Our goal to close the gender gap in STEM education and careers will never happen overnight and requires transformative actions to break down stereotypes and foster institutional change. The Commission can only achieve this through close cooperation with the Member States. Stakeholders and networks like the EU STEM coalition play a key role in supporting the objectives of the Commission’s Digital Education Action Plan and the broader European Education Area.
First, collective efforts are needed to support the development and increase the quality of new and existing initiatives through international best-practice sharing. This can also help in reducing the fragmentation of initiatives and achieving greater impact. Second, efforts at European level need to translate into mobilisation at the national level with regional and local players contributing to the objectives and playing an active and proactive role.
In this regard, it is crucial to acknowledge the efforts of the EU STEM Coalition, which supported, among others, the successful development of new national STEM strategies (e.g. Danish Technology Pact), platform organisations (e.g. Hungarian STEM platform) and implementation programmes (e.g. STEAMsare programme of the government of the Basque country). The network is also leading one of the Forward Looking Cooperation projects funded in 2019 by Erasmus+ and I am particularly curious about the EU STEM monitor that you are planning to develop for more granular and differentiated STEM statistics linked to labour market needs and outcomes.
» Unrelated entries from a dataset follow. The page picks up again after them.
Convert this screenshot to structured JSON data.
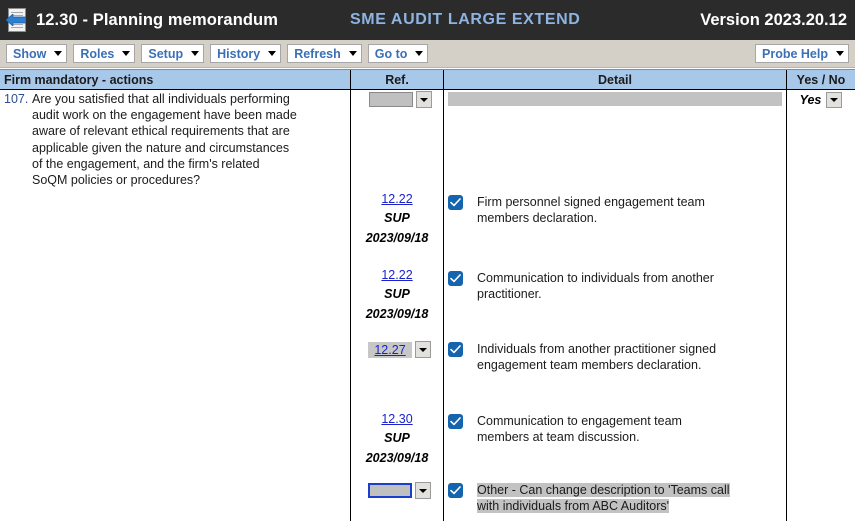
{
  "titlebar": {
    "icon": "back-document-icon",
    "title": "12.30 - Planning memorandum",
    "engagement": "SME  AUDIT  LARGE  EXTEND",
    "version": "Version 2023.20.12",
    "bg_color": "#2b2b2b",
    "engagement_color": "#8db4e2"
  },
  "toolbar": {
    "buttons": [
      {
        "label": "Show"
      },
      {
        "label": "Roles"
      },
      {
        "label": "Setup"
      },
      {
        "label": "History"
      },
      {
        "label": "Refresh"
      },
      {
        "label": "Go to"
      }
    ],
    "help_button": {
      "label": "Probe Help"
    },
    "label_color": "#3b6fb6",
    "bg_color": "#d4d0c8"
  },
  "grid": {
    "headers": {
      "actions": "Firm mandatory - actions",
      "ref": "Ref.",
      "detail": "Detail",
      "yesno": "Yes / No"
    },
    "header_bg": "#a8c8ea",
    "question": {
      "number": "107.",
      "text": "Are you satisfied that all individuals performing\naudit work on the engagement have been made\naware of relevant ethical requirements that are\napplicable given the nature and circumstances\nof the engagement, and the firm's related\nSoQM policies or procedures?"
    },
    "yesno_value": "Yes",
    "ref_entries": [
      {
        "link": "12.22",
        "sup": "SUP",
        "date": "2023/09/18"
      },
      {
        "link": "12.22",
        "sup": "SUP",
        "date": "2023/09/18"
      },
      {
        "combo_value": "12.27",
        "selected": true
      },
      {
        "link": "12.30",
        "sup": "SUP",
        "date": "2023/09/18"
      },
      {
        "combo_value": "",
        "focused": true
      }
    ],
    "detail_rows": [
      {
        "checked": true,
        "text": "Firm personnel signed engagement team\nmembers declaration.",
        "highlighted": false
      },
      {
        "checked": true,
        "text": "Communication to individuals from another\npractitioner.",
        "highlighted": false
      },
      {
        "checked": true,
        "text": "Individuals from another practitioner signed\nengagement team members declaration.",
        "highlighted": false
      },
      {
        "checked": true,
        "text": "Communication to engagement team\nmembers at team discussion.",
        "highlighted": false
      },
      {
        "checked": true,
        "text": "Other - Can change description to 'Teams call\nwith individuals from ABC Auditors'",
        "highlighted": true
      }
    ],
    "checkbox_color": "#1464ae",
    "link_color": "#1b22c8",
    "highlight_color": "#c2c2c2"
  }
}
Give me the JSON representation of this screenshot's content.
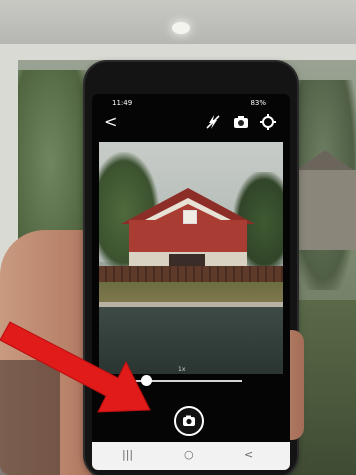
{
  "status_bar": {
    "time": "11:49",
    "notification_icons": [
      "icon-set"
    ],
    "signal_battery": "83%"
  },
  "camera_app": {
    "back_glyph": "<",
    "top_icons": [
      "flash-off-icon",
      "camera-switch-icon",
      "settings-gear-icon"
    ],
    "zoom_label": "1x",
    "zoom_level": 0.1,
    "shutter_icon": "camera-icon"
  },
  "nav_bar": {
    "items": [
      "|||",
      "○",
      "<"
    ]
  },
  "annotation": {
    "arrow_color": "#e11a1a"
  }
}
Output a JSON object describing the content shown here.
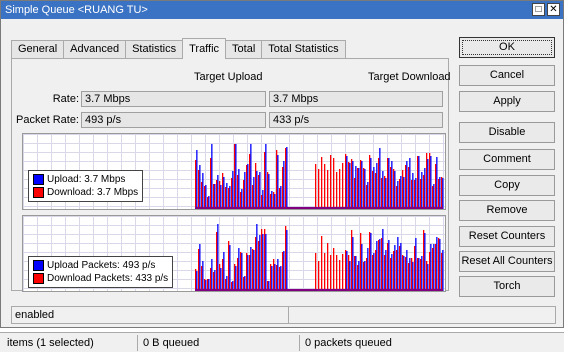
{
  "window": {
    "title": "Simple Queue <RUANG TU>",
    "close_glyph": "✕",
    "restore_glyph": "□"
  },
  "tabs": [
    "General",
    "Advanced",
    "Statistics",
    "Traffic",
    "Total",
    "Total Statistics"
  ],
  "active_tab": "Traffic",
  "columns": {
    "upload": "Target Upload",
    "download": "Target Download"
  },
  "rate": {
    "label": "Rate:",
    "upload": "3.7 Mbps",
    "download": "3.7 Mbps"
  },
  "packet_rate": {
    "label": "Packet Rate:",
    "upload": "493 p/s",
    "download": "433 p/s"
  },
  "bandwidth_graph": {
    "legend": [
      {
        "label": "Upload:  3.7 Mbps",
        "color": "#0000ff"
      },
      {
        "label": "Download:  3.7 Mbps",
        "color": "#ff0000"
      }
    ]
  },
  "packet_graph": {
    "legend": [
      {
        "label": "Upload Packets:  493 p/s",
        "color": "#0000ff"
      },
      {
        "label": "Download Packets:  433 p/s",
        "color": "#ff0000"
      }
    ]
  },
  "buttons": [
    "OK",
    "Cancel",
    "Apply",
    "Disable",
    "Comment",
    "Copy",
    "Remove",
    "Reset Counters",
    "Reset All Counters",
    "Torch"
  ],
  "status": {
    "state": "enabled"
  },
  "footer": {
    "items": "items (1 selected)",
    "bytes_queued": "0 B queued",
    "packets_queued": "0 packets queued"
  }
}
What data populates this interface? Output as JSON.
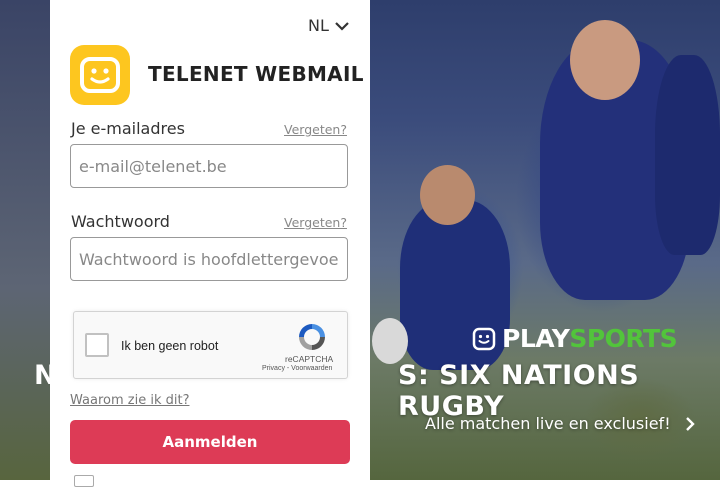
{
  "language": {
    "selected": "NL"
  },
  "brand": {
    "name": "TELENET WEBMAIL",
    "color": "#fdc61f"
  },
  "email": {
    "label": "Je e-mailadres",
    "forgot": "Vergeten?",
    "placeholder": "e-mail@telenet.be"
  },
  "password": {
    "label": "Wachtwoord",
    "forgot": "Vergeten?",
    "placeholder": "Wachtwoord is hoofdlettergevoelig"
  },
  "recaptcha": {
    "checkbox_label": "Ik ben geen robot",
    "brand": "reCAPTCHA",
    "links": "Privacy - Voorwaarden"
  },
  "why_link": "Waarom zie ik dit?",
  "login_button": {
    "label": "Aanmelden",
    "color": "#dd3b56"
  },
  "promo": {
    "logo_play": "PLAY",
    "logo_sports": "SPORTS",
    "headline_left": "N",
    "headline": "S: SIX NATIONS RUGBY",
    "subtitle": "Alle matchen live en exclusief!",
    "accent_color": "#52c43b"
  }
}
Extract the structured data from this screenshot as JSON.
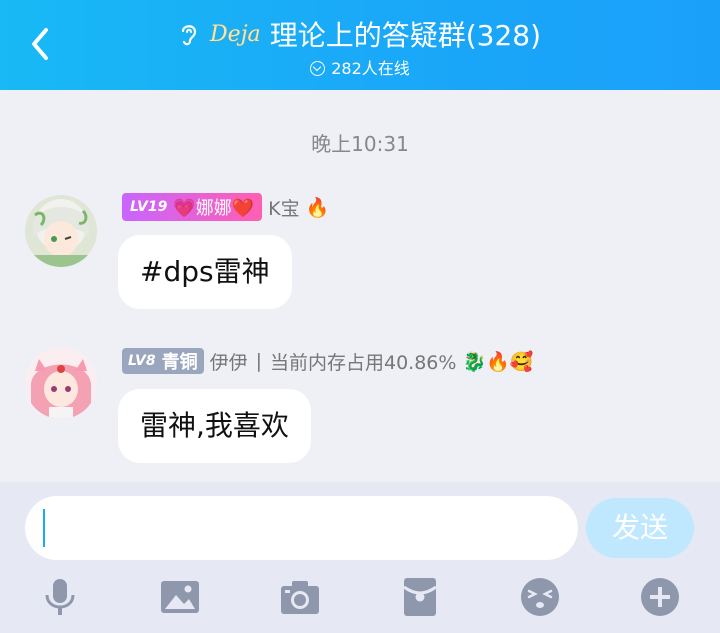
{
  "header": {
    "brand": "Deja",
    "title": "理论上的答疑群(328)",
    "online": "282人在线"
  },
  "chat": {
    "timestamp": "晚上10:31",
    "messages": [
      {
        "level": "LV19",
        "title": "💗娜娜❤️",
        "name": "K宝",
        "emojis": "🔥",
        "text": "#dps雷神"
      },
      {
        "level": "LV8",
        "title": "青铜",
        "name": "伊伊",
        "separator": "|",
        "status": "当前内存占用40.86%",
        "emojis": "🐉🔥🥰",
        "text": "雷神,我喜欢"
      }
    ]
  },
  "input": {
    "value": "",
    "send_label": "发送"
  },
  "toolbar": [
    "mic-icon",
    "image-icon",
    "camera-icon",
    "red-packet-icon",
    "emoji-icon",
    "plus-icon"
  ],
  "colors": {
    "header_start": "#18b9f5",
    "header_end": "#1ba0fa",
    "background": "#eef0f6",
    "send_disabled": "#bfe8ff",
    "icon": "#8e97ac"
  }
}
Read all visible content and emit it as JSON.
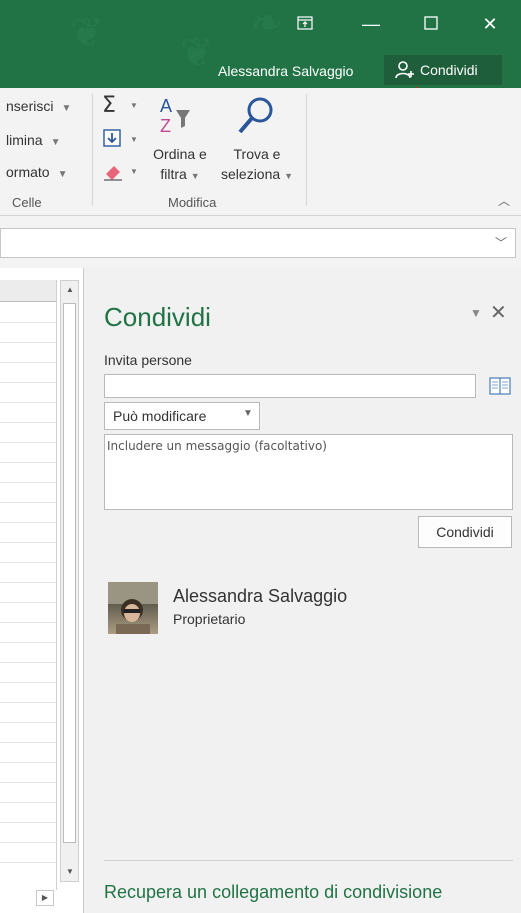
{
  "window": {
    "user_name": "Alessandra Salvaggio",
    "share_button_label": "Condividi",
    "controls": [
      "ribbon-display-icon",
      "minimize-icon",
      "maximize-icon",
      "close-icon"
    ],
    "accent_color": "#217346"
  },
  "ribbon": {
    "cells_group": {
      "items": [
        "nserisci",
        "limina",
        "ormato"
      ],
      "label": "Celle"
    },
    "edit_group": {
      "sort_filter_label_1": "Ordina e",
      "sort_filter_label_2": "filtra",
      "find_select_label_1": "Trova e",
      "find_select_label_2": "seleziona",
      "label": "Modifica"
    }
  },
  "share_pane": {
    "title": "Condividi",
    "invite_label": "Invita persone",
    "invite_value": "",
    "permission": "Può modificare",
    "message_placeholder": "Includere un messaggio (facoltativo)",
    "submit_label": "Condividi",
    "owner_name": "Alessandra Salvaggio",
    "owner_role": "Proprietario",
    "recover_link": "Recupera un collegamento di condivisione"
  }
}
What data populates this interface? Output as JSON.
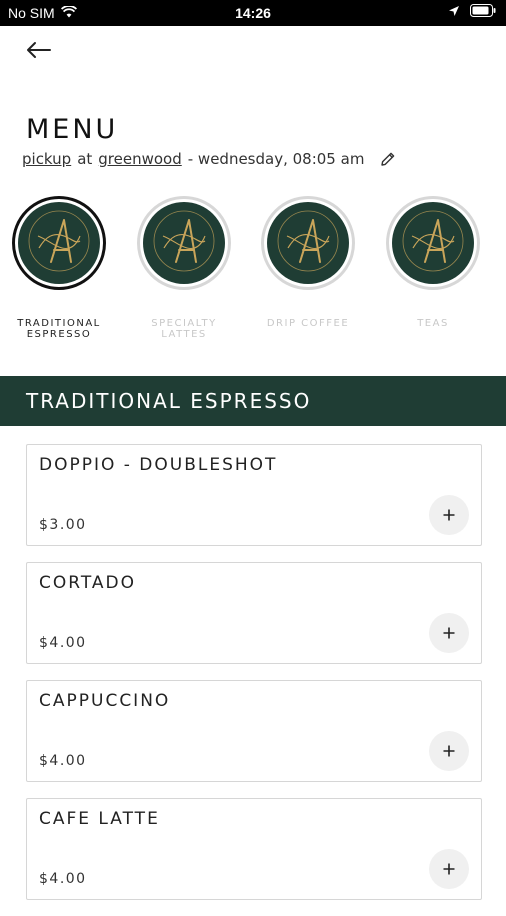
{
  "status_bar": {
    "carrier": "No SIM",
    "time": "14:26",
    "icons": [
      "wifi-icon",
      "location-icon",
      "battery-icon"
    ]
  },
  "header": {
    "back_icon": "arrow-left-icon",
    "title": "MENU"
  },
  "order": {
    "mode": "pickup",
    "at": "at",
    "location": "greenwood",
    "when": "- wednesday, 08:05 am",
    "edit_icon": "pencil-icon"
  },
  "categories": [
    {
      "label": "TRADITIONAL ESPRESSO",
      "active": true
    },
    {
      "label": "SPECIALTY LATTES",
      "active": false
    },
    {
      "label": "DRIP COFFEE",
      "active": false
    },
    {
      "label": "TEAS",
      "active": false
    }
  ],
  "section": {
    "title": "TRADITIONAL ESPRESSO"
  },
  "items": [
    {
      "name": "DOPPIO - DOUBLESHOT",
      "price": "$3.00"
    },
    {
      "name": "CORTADO",
      "price": "$4.00"
    },
    {
      "name": "CAPPUCCINO",
      "price": "$4.00"
    },
    {
      "name": "CAFE LATTE",
      "price": "$4.00"
    }
  ],
  "colors": {
    "brand_green": "#1f3d34",
    "gold": "#c9a55a"
  }
}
For the future, I invite the EU STEM coalition to keep up its good work by linking new initiatives, including EU-funded projects, to existing national STEM platforms and their networks and programmes. I also invite the EU STEM coalition to support the efforts connected to raising awareness and give more visibility to the wealth of examples of talented women in Europe by, for instance, supporting the #EUwomen4future campaign. With all these examples in the areas of education, research and innovation, culture or sport, all participating women convey the message that gender equality is essential for a prosperous and fair society. They encourage other women and girls, across the EU and beyond, to seek opportunities and fulfil their professional and personal aspirations.